“We’re communicating to the world that the time is now. Women are here. Black girls are here.”
Clearly, education cannot be left to the proverbial marketplace; it is a fundamental right which the state should provide through the fiscus. The trouble, of course, is when public education systems fail to deliver quality education and parents – rich and poor – begin voting with their feet to seek private options.
They line up on purple yoga mats, their giggles filling the studio as they start a sun salutation. Prompted by music playing in the background, the girls eagerly stretch up high before reaching down to tickle their toes. After completing a series of yoga poses they return the mats to a big box on the side of the room.
It’s breakfast time and they take their seats at rows of little tables. With the aroma of mealie meal wafting through the air they say grace before they happily dig in. The children are all learners at Molo Mhlaba – a private school for girls in the heart of Khayelitsha, Cape Town’s largest township.

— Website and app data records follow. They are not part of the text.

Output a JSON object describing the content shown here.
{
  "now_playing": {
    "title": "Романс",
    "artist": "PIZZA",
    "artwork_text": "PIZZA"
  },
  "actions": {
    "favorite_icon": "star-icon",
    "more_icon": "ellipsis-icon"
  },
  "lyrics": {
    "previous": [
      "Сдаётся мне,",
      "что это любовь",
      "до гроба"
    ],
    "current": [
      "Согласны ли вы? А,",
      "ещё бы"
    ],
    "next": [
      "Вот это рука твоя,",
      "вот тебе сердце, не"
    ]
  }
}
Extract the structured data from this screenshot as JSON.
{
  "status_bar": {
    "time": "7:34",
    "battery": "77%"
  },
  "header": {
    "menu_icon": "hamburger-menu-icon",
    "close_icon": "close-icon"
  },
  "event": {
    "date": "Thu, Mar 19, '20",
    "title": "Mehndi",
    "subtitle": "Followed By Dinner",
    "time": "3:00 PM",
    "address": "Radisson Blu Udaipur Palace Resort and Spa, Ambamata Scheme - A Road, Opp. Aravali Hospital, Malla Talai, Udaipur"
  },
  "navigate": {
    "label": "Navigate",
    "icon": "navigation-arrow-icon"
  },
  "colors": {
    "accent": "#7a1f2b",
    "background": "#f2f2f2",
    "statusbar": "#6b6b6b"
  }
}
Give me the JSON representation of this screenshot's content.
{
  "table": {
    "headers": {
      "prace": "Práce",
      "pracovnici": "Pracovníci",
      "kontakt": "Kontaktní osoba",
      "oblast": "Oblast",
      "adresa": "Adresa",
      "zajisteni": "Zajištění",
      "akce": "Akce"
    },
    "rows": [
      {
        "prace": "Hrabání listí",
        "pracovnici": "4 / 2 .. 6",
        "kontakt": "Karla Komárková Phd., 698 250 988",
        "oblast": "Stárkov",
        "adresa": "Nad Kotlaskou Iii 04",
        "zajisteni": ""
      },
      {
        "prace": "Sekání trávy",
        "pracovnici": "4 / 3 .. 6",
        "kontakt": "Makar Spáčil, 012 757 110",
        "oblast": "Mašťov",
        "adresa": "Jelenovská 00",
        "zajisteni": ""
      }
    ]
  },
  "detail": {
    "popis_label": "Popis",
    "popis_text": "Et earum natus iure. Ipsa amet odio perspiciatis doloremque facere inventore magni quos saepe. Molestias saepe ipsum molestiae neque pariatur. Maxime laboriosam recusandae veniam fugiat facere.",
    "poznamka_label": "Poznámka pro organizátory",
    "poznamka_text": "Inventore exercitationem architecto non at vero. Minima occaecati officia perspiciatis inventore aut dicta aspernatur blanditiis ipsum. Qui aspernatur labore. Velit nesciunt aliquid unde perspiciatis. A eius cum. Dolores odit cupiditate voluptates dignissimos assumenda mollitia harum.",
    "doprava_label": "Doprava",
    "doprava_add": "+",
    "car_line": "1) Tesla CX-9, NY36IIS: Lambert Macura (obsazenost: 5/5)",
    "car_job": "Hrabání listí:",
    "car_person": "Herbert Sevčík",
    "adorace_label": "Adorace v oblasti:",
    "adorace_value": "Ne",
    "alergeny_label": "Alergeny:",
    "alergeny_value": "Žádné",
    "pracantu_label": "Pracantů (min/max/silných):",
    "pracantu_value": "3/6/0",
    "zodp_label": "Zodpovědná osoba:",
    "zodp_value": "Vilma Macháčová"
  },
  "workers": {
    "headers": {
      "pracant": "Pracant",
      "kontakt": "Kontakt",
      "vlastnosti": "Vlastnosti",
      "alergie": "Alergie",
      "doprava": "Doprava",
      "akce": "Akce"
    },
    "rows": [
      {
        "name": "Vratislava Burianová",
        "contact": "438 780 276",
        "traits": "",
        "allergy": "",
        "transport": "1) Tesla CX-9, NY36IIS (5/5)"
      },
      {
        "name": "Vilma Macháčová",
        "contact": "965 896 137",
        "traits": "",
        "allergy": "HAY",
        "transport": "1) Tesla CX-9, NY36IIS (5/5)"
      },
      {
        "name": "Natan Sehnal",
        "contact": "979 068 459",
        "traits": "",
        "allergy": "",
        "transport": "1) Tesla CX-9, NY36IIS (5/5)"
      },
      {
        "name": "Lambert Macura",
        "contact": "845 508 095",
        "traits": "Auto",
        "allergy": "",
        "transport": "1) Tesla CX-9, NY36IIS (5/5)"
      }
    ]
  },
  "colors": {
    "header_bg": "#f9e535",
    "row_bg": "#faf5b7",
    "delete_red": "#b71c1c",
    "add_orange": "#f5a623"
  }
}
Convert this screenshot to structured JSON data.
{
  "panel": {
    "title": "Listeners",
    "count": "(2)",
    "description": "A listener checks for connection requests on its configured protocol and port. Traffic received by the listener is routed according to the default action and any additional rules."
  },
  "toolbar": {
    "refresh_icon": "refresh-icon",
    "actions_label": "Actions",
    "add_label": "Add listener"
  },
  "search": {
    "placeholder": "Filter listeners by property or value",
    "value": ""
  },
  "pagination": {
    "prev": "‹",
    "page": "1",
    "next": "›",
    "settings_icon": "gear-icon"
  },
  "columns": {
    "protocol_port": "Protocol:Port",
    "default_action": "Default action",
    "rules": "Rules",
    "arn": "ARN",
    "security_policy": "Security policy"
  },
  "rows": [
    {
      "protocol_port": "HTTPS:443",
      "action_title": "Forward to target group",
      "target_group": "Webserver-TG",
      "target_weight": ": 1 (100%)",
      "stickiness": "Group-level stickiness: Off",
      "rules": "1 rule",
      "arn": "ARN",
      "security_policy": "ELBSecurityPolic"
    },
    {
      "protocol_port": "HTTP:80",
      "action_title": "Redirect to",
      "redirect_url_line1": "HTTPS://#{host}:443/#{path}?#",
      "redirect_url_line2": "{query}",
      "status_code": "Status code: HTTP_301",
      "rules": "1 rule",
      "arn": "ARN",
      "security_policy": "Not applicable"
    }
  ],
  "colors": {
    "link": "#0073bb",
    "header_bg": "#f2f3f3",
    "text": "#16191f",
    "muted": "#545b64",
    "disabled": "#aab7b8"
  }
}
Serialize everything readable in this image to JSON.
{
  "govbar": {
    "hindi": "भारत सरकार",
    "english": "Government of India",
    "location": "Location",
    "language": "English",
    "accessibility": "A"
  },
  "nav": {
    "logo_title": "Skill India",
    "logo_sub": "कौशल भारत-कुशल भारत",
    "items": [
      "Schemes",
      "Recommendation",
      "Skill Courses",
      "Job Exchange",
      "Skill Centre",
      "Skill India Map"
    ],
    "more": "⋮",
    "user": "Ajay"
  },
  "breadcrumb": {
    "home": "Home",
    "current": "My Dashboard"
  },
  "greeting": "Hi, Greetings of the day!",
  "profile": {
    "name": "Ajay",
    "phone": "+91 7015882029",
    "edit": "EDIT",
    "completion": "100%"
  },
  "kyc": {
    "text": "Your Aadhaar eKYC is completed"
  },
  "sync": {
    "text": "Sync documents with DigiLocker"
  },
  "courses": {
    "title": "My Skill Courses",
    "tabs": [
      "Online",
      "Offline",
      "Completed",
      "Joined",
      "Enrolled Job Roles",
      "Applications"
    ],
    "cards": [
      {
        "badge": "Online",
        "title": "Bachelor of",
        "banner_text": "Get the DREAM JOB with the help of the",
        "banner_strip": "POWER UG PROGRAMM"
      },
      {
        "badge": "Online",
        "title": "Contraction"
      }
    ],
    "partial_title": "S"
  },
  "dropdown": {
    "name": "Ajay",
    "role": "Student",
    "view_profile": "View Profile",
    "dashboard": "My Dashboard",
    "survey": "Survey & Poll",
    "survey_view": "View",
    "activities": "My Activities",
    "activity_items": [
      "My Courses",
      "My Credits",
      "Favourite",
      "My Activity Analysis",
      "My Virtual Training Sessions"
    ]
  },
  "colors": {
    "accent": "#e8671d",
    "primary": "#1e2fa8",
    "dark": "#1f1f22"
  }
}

Headmaster and co-founder Dr Rethabile Sonibare (34) says the school’s name, which means “Hello World”, is a statement of empowerment. “We’re communicating to the world that the time is now. Women are here. Black girls are here.”